§ EXERCISE DIRECTIONS: Copy out all the entries exactly.

Segment Start: RECORDS FOR THIS TASK

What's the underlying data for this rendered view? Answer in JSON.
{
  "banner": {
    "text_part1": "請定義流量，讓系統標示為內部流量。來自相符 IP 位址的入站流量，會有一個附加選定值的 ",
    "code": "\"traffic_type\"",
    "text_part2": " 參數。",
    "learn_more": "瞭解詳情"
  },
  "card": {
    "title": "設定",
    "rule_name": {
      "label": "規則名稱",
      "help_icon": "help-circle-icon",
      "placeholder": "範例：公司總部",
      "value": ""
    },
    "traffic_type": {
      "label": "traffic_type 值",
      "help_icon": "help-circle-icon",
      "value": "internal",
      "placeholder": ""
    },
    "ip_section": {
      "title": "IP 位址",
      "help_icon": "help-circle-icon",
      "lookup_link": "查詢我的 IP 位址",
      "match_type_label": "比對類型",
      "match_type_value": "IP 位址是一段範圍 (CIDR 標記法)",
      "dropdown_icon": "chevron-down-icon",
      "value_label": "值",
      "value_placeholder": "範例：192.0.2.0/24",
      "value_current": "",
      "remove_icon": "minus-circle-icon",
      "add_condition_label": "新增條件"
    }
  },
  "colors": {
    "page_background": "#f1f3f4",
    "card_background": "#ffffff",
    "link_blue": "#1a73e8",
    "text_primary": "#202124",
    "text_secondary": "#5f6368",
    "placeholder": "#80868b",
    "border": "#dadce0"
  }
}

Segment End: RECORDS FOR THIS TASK

§ ANSWER AREA:
What's the underlying data for this rendered view? Answer in JSON.
{
  "banner": {
    "text_part1": "請定義流量，讓系統標示為內部流量。來自相符 IP 位址的入站流量，會有一個附加選定值的 ",
    "code": "\"traffic_type\"",
    "text_part2": " 參數。",
    "learn_more": "瞭解詳情"
  },
  "card": {
    "title": "設定",
    "rule_name": {
      "label": "規則名稱",
      "help_icon": "help-circle-icon",
      "placeholder": "範例：公司總部",
      "value": ""
    },
    "traffic_type": {
      "label": "traffic_type 值",
      "help_icon": "help-circle-icon",
      "value": "internal",
      "placeholder": ""
    },
    "ip_section": {
      "title": "IP 位址",
      "help_icon": "help-circle-icon",
      "lookup_link": "查詢我的 IP 位址",
      "match_type_label": "比對類型",
      "match_type_value": "IP 位址是一段範圍 (CIDR 標記法)",
      "dropdown_icon": "chevron-down-icon",
      "value_label": "值",
      "value_placeholder": "範例：192.0.2.0/24",
      "value_current": "",
      "remove_icon": "minus-circle-icon",
      "add_condition_label": "新增條件"
    }
  },
  "colors": {
    "page_background": "#f1f3f4",
    "card_background": "#ffffff",
    "link_blue": "#1a73e8",
    "text_primary": "#202124",
    "text_secondary": "#5f6368",
    "placeholder": "#80868b",
    "border": "#dadce0"
  }
}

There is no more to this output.